- Stinging or numbness on the face, lips, or tongue.
It may be effective to: relieve pain and assist healing by:
- Use pain killers like paracetamol or ibuprofen (ask your dentist) – there is some proof that ibuprofen is the best pain killer to have post wisdom tooth extraction.
- At night, use an additional cushion to support your head.
- For the next few days, eat soft or watery foods and chew using your other teeth.
- For the next few days, avoid intense activities and workout.
- For the next 24 hours, refrain from smoking and consuming alcohol.
Aftercare for Wisdom Tooth Extraction: Dos and Don’ts
- Relax. Take it easy over the following several days. However, this does not imply that you must be fully bedridden.
- Raise your head. This will reduce the amount of puffiness on your face.

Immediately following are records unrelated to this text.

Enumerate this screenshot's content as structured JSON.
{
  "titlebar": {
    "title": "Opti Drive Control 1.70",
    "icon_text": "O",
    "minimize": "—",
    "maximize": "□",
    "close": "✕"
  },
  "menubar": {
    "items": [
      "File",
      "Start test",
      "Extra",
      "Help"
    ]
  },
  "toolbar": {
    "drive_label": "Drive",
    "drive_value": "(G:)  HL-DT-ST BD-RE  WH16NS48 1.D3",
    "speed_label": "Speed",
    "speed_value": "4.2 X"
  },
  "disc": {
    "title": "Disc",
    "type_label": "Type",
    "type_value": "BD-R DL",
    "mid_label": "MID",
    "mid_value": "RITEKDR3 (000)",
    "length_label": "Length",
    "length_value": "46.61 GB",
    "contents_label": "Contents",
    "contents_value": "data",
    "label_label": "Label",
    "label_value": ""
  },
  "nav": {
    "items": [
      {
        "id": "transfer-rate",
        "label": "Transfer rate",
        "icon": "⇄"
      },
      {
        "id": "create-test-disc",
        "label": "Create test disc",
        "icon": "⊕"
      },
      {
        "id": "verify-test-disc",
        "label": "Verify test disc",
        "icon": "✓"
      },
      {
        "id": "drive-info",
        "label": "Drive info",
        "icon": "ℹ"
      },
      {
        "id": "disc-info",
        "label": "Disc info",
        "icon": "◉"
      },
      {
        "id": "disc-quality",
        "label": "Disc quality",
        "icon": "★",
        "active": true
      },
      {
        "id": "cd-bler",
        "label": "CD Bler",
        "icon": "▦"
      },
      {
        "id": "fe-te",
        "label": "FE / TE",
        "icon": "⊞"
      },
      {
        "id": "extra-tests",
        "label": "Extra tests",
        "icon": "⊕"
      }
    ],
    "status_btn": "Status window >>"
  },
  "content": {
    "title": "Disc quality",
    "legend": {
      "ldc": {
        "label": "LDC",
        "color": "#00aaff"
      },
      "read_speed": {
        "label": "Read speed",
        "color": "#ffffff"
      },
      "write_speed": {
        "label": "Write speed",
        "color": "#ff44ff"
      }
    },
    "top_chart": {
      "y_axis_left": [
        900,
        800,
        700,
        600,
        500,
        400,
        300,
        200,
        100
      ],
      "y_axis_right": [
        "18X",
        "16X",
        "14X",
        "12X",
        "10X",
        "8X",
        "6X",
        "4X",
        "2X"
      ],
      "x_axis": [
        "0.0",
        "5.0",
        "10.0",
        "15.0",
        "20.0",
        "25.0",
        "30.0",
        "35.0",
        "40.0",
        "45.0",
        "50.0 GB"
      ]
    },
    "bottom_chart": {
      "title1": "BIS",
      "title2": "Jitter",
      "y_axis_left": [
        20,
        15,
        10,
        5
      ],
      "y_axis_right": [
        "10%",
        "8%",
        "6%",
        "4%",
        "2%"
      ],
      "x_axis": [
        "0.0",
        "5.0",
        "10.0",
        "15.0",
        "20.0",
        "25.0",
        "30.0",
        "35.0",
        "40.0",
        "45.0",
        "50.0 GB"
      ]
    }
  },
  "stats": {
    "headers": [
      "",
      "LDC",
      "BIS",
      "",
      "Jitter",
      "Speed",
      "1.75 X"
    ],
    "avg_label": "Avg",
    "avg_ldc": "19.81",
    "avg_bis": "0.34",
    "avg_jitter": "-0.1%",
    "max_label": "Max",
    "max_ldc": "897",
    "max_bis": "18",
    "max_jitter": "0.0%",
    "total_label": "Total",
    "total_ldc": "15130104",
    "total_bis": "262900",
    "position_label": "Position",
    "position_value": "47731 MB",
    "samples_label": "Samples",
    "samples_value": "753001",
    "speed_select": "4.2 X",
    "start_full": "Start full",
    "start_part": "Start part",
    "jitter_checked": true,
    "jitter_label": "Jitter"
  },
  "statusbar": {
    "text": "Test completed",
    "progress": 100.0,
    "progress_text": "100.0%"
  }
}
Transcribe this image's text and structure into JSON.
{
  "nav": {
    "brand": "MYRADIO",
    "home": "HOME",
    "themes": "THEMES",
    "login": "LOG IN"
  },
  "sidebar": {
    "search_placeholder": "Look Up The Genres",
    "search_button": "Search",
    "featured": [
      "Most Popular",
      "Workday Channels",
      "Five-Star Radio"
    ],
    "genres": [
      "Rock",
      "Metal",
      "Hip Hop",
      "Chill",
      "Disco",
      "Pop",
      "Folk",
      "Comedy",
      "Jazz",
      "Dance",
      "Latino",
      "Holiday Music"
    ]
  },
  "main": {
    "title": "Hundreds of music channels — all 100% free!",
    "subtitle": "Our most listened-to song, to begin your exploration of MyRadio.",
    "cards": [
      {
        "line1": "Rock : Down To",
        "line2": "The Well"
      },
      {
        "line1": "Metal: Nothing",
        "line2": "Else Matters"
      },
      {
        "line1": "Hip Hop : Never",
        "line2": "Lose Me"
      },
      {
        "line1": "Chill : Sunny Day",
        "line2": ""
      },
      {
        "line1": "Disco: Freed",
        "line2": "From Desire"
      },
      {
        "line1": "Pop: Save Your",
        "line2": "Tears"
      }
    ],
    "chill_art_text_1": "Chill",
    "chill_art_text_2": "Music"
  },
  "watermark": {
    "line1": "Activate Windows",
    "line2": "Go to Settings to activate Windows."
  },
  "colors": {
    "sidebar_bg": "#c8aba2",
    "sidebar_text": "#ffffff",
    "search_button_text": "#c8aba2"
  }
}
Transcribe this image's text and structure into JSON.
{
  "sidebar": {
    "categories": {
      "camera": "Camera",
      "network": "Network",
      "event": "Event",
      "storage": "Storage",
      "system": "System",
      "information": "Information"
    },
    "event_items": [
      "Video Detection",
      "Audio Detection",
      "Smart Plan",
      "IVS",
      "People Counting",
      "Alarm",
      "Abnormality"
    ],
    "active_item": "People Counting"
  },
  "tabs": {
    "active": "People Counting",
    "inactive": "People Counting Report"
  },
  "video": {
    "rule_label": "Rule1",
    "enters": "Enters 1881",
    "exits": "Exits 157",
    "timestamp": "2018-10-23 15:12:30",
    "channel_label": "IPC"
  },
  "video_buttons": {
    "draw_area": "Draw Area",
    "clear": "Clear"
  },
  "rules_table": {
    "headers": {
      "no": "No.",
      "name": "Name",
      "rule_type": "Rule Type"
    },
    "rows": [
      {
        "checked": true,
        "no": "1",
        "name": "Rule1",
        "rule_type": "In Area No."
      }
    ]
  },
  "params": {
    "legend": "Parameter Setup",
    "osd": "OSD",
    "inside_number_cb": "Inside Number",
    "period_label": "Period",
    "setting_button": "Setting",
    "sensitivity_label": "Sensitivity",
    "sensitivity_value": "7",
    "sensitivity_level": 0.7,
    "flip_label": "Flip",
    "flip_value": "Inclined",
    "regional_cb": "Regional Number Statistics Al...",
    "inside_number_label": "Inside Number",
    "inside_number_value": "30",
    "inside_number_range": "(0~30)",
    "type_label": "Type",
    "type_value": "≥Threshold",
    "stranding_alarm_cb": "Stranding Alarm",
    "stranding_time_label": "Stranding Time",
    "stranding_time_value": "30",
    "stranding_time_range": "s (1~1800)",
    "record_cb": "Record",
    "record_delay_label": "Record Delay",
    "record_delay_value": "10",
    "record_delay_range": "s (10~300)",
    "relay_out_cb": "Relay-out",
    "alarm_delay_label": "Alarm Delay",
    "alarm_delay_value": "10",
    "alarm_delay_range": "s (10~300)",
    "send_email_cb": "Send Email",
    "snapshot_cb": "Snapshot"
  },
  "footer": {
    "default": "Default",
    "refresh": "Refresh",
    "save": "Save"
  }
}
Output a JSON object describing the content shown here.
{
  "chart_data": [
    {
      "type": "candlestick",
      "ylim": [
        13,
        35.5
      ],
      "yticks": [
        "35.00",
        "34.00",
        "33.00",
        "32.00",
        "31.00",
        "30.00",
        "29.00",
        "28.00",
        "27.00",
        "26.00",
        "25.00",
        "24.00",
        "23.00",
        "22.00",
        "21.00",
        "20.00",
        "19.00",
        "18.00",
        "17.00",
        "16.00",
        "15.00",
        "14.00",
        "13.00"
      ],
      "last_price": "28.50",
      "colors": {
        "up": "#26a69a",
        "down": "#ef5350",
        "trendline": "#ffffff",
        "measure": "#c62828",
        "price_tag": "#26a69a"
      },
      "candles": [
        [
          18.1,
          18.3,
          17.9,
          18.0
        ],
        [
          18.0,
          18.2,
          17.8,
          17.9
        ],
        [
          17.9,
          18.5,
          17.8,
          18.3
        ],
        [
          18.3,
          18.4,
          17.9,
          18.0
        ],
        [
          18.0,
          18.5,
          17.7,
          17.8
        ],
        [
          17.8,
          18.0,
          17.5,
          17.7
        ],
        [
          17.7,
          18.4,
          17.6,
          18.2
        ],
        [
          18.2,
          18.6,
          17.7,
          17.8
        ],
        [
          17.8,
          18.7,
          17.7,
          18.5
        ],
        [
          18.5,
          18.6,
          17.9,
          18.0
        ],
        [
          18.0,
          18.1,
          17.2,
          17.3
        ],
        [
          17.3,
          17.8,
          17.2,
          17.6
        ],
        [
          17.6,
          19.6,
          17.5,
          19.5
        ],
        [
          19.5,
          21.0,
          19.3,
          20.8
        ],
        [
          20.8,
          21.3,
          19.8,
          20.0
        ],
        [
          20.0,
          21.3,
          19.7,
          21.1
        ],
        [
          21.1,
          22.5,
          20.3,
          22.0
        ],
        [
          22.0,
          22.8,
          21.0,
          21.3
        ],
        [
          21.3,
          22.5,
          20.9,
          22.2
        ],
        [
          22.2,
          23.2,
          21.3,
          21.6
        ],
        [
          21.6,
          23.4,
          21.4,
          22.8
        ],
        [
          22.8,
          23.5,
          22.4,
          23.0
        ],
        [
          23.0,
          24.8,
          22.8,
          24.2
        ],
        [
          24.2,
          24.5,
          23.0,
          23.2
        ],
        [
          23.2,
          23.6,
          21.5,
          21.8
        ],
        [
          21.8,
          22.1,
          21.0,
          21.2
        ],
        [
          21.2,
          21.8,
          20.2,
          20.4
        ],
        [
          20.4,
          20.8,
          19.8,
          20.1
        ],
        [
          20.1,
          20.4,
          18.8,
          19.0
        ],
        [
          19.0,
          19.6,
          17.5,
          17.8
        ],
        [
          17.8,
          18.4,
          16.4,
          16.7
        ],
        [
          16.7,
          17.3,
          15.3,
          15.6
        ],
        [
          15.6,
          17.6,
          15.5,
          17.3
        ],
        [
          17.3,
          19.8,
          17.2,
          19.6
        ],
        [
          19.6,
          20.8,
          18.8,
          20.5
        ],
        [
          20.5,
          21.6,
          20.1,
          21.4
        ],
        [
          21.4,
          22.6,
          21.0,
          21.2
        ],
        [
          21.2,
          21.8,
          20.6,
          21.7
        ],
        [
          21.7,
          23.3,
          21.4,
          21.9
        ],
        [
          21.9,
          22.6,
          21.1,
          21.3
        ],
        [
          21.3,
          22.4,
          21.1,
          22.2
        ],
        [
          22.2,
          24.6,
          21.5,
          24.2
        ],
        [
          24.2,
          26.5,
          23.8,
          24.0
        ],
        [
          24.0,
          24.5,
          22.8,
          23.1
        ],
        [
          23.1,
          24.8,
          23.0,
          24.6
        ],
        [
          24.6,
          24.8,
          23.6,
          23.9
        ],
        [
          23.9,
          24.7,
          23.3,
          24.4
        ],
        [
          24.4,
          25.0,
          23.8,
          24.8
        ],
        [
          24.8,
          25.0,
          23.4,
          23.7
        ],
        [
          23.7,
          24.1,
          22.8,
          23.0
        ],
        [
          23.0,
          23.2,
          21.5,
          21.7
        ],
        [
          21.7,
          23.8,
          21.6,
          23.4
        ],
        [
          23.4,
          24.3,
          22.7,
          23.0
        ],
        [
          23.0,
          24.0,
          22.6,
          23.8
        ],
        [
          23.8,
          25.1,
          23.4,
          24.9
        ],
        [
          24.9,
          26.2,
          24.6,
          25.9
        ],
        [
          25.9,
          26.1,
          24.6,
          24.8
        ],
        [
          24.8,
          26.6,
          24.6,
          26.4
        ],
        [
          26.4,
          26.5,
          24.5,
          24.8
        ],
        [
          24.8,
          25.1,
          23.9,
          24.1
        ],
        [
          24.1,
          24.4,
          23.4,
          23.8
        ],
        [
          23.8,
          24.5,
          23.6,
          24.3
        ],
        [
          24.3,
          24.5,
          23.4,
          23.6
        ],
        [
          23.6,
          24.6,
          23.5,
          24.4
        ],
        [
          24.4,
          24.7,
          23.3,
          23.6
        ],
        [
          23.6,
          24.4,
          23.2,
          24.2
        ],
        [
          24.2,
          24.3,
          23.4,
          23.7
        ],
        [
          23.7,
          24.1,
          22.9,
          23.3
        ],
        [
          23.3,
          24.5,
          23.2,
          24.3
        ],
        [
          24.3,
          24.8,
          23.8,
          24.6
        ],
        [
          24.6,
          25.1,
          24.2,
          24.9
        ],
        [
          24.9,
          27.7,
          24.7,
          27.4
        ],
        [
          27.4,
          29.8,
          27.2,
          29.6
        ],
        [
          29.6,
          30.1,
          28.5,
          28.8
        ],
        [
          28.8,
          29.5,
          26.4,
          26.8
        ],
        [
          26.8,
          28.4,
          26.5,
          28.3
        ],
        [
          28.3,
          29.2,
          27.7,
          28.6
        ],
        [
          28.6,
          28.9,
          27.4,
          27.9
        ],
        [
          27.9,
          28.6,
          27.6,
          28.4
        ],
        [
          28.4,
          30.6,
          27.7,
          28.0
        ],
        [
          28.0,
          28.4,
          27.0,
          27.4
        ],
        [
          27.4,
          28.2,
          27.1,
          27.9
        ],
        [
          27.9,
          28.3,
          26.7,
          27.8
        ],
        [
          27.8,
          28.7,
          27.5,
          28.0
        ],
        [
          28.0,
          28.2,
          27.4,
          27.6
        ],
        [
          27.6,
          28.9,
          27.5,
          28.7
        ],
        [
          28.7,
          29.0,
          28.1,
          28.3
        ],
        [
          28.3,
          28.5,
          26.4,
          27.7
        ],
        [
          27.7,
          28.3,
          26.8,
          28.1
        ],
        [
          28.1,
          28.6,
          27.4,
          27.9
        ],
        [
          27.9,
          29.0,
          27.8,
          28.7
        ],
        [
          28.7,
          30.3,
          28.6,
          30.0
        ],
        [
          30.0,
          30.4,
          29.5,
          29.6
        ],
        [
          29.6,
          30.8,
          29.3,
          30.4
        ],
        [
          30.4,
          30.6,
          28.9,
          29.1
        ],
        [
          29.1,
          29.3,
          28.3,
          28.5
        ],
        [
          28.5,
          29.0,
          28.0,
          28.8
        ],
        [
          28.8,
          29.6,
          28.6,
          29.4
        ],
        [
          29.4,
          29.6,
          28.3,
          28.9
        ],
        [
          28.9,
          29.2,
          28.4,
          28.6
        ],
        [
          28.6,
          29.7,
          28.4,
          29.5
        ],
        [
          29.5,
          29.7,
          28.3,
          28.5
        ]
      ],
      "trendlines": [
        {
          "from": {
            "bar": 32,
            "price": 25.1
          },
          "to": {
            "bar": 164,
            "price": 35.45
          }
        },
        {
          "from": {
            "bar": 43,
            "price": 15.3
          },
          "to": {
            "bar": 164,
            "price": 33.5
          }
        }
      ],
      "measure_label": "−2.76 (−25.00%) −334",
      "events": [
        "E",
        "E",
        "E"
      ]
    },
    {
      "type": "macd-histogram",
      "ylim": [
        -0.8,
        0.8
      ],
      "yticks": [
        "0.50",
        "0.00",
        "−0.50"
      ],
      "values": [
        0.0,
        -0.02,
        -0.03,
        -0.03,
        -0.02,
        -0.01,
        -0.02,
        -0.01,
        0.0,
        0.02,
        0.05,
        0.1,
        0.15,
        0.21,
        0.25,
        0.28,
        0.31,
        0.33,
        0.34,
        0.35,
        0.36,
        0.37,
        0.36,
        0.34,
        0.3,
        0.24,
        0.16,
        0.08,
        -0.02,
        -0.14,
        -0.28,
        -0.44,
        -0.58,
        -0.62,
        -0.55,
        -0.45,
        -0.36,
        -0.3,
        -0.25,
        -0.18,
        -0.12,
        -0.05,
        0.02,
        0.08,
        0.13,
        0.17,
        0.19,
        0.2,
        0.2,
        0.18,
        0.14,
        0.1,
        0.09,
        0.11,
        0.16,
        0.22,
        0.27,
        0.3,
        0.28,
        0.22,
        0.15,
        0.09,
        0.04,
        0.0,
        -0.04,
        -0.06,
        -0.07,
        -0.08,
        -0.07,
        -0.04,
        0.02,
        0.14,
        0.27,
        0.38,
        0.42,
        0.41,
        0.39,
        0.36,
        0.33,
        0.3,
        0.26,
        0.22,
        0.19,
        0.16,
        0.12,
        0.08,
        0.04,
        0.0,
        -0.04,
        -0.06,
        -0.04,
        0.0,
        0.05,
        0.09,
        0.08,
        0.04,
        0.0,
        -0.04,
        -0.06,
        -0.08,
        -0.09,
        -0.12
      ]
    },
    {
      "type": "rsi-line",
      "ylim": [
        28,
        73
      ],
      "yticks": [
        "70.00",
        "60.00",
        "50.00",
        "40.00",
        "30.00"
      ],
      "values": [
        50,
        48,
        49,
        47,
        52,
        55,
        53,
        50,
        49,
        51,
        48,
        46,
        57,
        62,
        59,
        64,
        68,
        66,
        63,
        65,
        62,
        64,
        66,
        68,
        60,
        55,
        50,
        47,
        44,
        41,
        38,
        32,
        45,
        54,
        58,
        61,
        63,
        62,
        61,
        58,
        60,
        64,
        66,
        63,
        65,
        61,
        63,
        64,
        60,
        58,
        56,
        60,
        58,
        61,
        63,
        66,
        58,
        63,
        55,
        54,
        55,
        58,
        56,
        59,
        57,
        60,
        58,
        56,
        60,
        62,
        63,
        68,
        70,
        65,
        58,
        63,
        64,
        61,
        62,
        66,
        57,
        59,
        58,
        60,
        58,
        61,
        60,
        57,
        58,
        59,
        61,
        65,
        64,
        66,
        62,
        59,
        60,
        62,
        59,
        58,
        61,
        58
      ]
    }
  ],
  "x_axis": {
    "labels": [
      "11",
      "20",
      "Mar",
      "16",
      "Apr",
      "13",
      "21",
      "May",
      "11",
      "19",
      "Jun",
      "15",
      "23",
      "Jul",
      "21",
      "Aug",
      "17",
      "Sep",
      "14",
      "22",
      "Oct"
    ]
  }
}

- For the first 24-48 hours following extraction, apply an ice pack. Icing will relieve your discomfort and reduce swelling. Use the ice packs for 15 minutes on and 15 minutes off for 1-2 hours.
- Take a bite out of your cotton gauze. The pressure will help in the stoppage of the bleeding.
- Maintain a clean environment. Once a day, rinse with a salt-water solution.
- Perform jaw exercises by opening and closing your mouth gently. However, you should not do this shortly following your extraction.
- Take your medications exactly as directed. If you miss a dose, it will be hard to relieve the pain afterwards.
- Brush your teeth firmly. Brush your teeth starting the second day after treatment. However, do not brush the extraction place of the wisdom teeth.
- Straws should be avoided. Don’t suck, spit, smoke, or drink alcohol. Eliminating them aids in the maintenance of the blood clot that develops over the extraction point. If the clot is released, you may have further bleeding and pain. And a possible side effect known as dry sockets will emerge.
- Don’t eat, drink, or talk for at least an hour following your procedure.
- Avoid eating solid meals. For at least a week, avoid popcorn, potato chips, and other solid or crunchy foods. Avoid hot or fizzy drinks, spicy meals, sodas, and so on. Dentists recommend that you eat solid foods only after 4-5 hours following extraction.
- Never, ever take aspirin. It is a blood thinner that slows the development of clots.
- After the first 48 hours following your wisdom teeth extraction, you should stop icing. Rather, on your extraction area, use hot water. It will relieve your discomfort and aid recovery.
- Don’t stick your tongue, finger, tissue, or toothpick into the space that’s made. It may cause your recovery to be slowed. As a result, it may cause bleeding and result in dry socket.
- Don’t swish your mouth around too much. The pressure might break the blood clot, causing difficulties.
While recovering from wisdom tooth extraction can be unpleasant, by taking the correct actions, you can make this time much more bearable. We hope that following suggestions may be helpful to you after your treatment.